Problem details: Copy out every line of the data exactly; do not include the images.
··· Excerpted data ···
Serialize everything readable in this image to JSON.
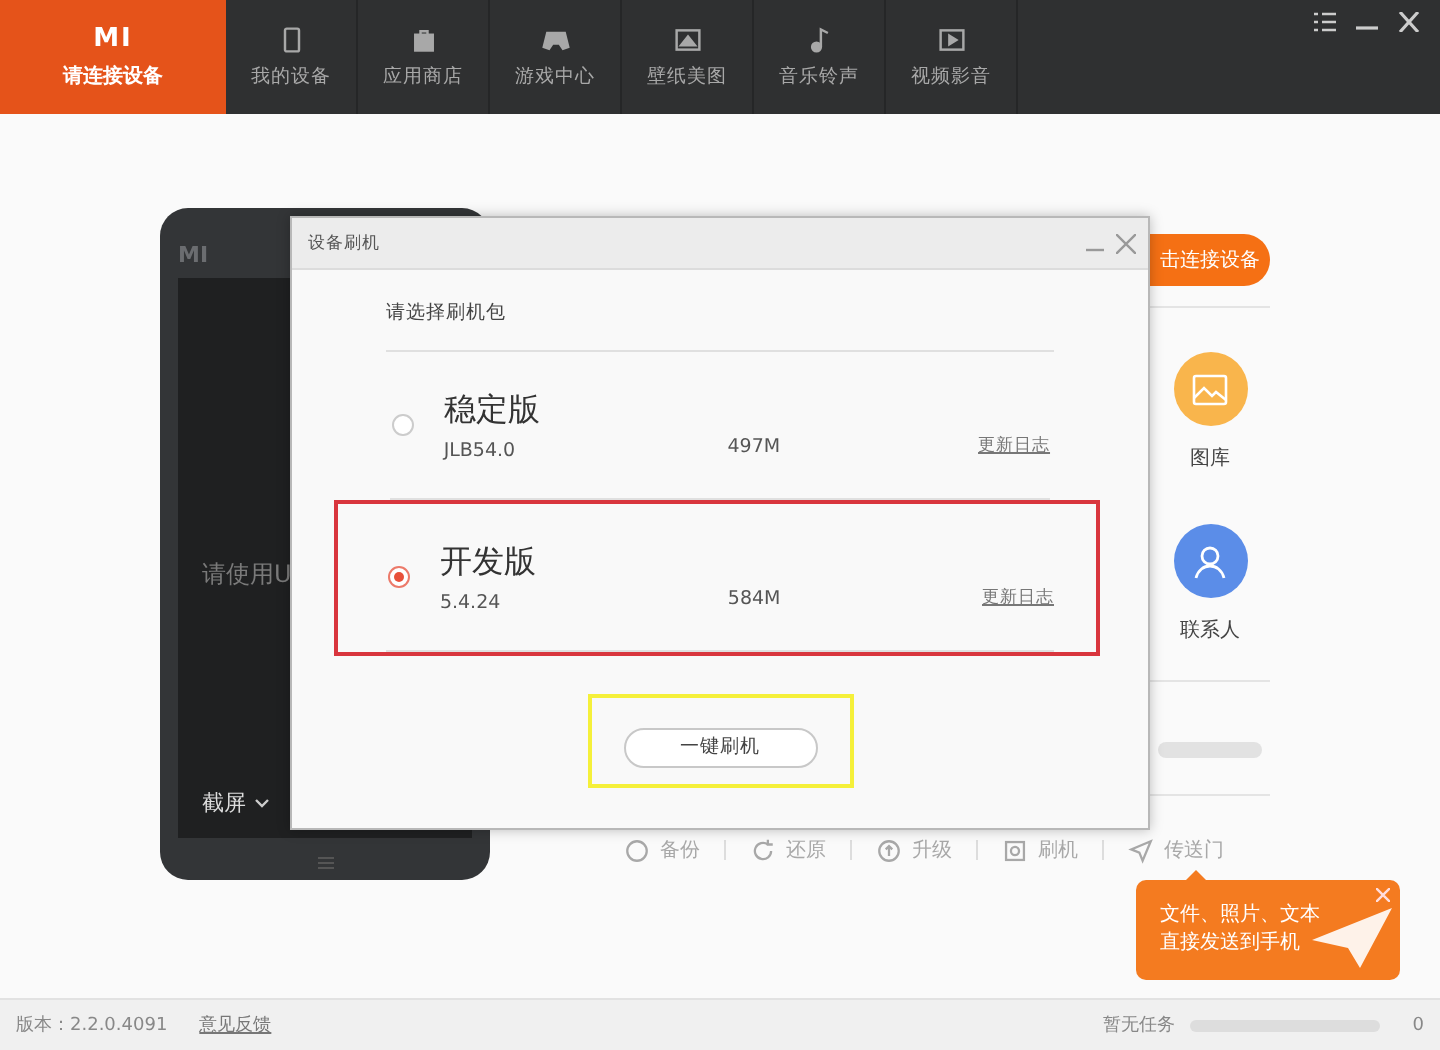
{
  "header": {
    "logo": "MI",
    "device_label": "请连接设备"
  },
  "nav": [
    {
      "label": "我的设备",
      "kind": "phone",
      "selected": false
    },
    {
      "label": "应用商店",
      "kind": "bag",
      "selected": false
    },
    {
      "label": "游戏中心",
      "kind": "gamepad",
      "selected": false
    },
    {
      "label": "壁纸美图",
      "kind": "wallpaper",
      "selected": false
    },
    {
      "label": "音乐铃声",
      "kind": "music",
      "selected": false
    },
    {
      "label": "视频影音",
      "kind": "video",
      "selected": false
    }
  ],
  "phone": {
    "logo": "MI",
    "hint": "请使用U",
    "screenshot": "截屏"
  },
  "connect_button": "击连接设备",
  "features": [
    {
      "label": "图库",
      "kind": "gallery",
      "color": "#f9b54c"
    },
    {
      "label": "联系人",
      "kind": "contacts",
      "color": "#5b8de8"
    }
  ],
  "toolbar": [
    {
      "label": "备份",
      "kind": "backup"
    },
    {
      "label": "还原",
      "kind": "restore"
    },
    {
      "label": "升级",
      "kind": "upgrade"
    },
    {
      "label": "刷机",
      "kind": "flash"
    },
    {
      "label": "传送门",
      "kind": "transfer"
    }
  ],
  "tooltip": {
    "lines": [
      "文件、照片、文本",
      "直接发送到手机"
    ]
  },
  "dialog": {
    "title": "设备刷机",
    "prompt": "请选择刷机包",
    "options": [
      {
        "name": "稳定版",
        "version": "JLB54.0",
        "size": "497M",
        "link": "更新日志",
        "selected": false,
        "highlighted": false
      },
      {
        "name": "开发版",
        "version": "5.4.24",
        "size": "584M",
        "link": "更新日志",
        "selected": true,
        "highlighted": true
      }
    ],
    "button": "一键刷机",
    "button_highlighted": true
  },
  "status_bar": {
    "version": "版本：2.2.0.4091",
    "feedback": "意见反馈",
    "task": "暂无任务",
    "count": "0"
  }
}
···
Exercise answer:
Serialize everything readable in this image to JSON.
{
  "header": {
    "logo": "MI",
    "device_label": "请连接设备"
  },
  "nav": [
    {
      "label": "我的设备",
      "kind": "phone",
      "selected": false
    },
    {
      "label": "应用商店",
      "kind": "bag",
      "selected": false
    },
    {
      "label": "游戏中心",
      "kind": "gamepad",
      "selected": false
    },
    {
      "label": "壁纸美图",
      "kind": "wallpaper",
      "selected": false
    },
    {
      "label": "音乐铃声",
      "kind": "music",
      "selected": false
    },
    {
      "label": "视频影音",
      "kind": "video",
      "selected": false
    }
  ],
  "phone": {
    "logo": "MI",
    "hint": "请使用U",
    "screenshot": "截屏"
  },
  "connect_button": "击连接设备",
  "features": [
    {
      "label": "图库",
      "kind": "gallery",
      "color": "#f9b54c"
    },
    {
      "label": "联系人",
      "kind": "contacts",
      "color": "#5b8de8"
    }
  ],
  "toolbar": [
    {
      "label": "备份",
      "kind": "backup"
    },
    {
      "label": "还原",
      "kind": "restore"
    },
    {
      "label": "升级",
      "kind": "upgrade"
    },
    {
      "label": "刷机",
      "kind": "flash"
    },
    {
      "label": "传送门",
      "kind": "transfer"
    }
  ],
  "tooltip": {
    "lines": [
      "文件、照片、文本",
      "直接发送到手机"
    ]
  },
  "dialog": {
    "title": "设备刷机",
    "prompt": "请选择刷机包",
    "options": [
      {
        "name": "稳定版",
        "version": "JLB54.0",
        "size": "497M",
        "link": "更新日志",
        "selected": false,
        "highlighted": false
      },
      {
        "name": "开发版",
        "version": "5.4.24",
        "size": "584M",
        "link": "更新日志",
        "selected": true,
        "highlighted": true
      }
    ],
    "button": "一键刷机",
    "button_highlighted": true
  },
  "status_bar": {
    "version": "版本：2.2.0.4091",
    "feedback": "意见反馈",
    "task": "暂无任务",
    "count": "0"
  }
}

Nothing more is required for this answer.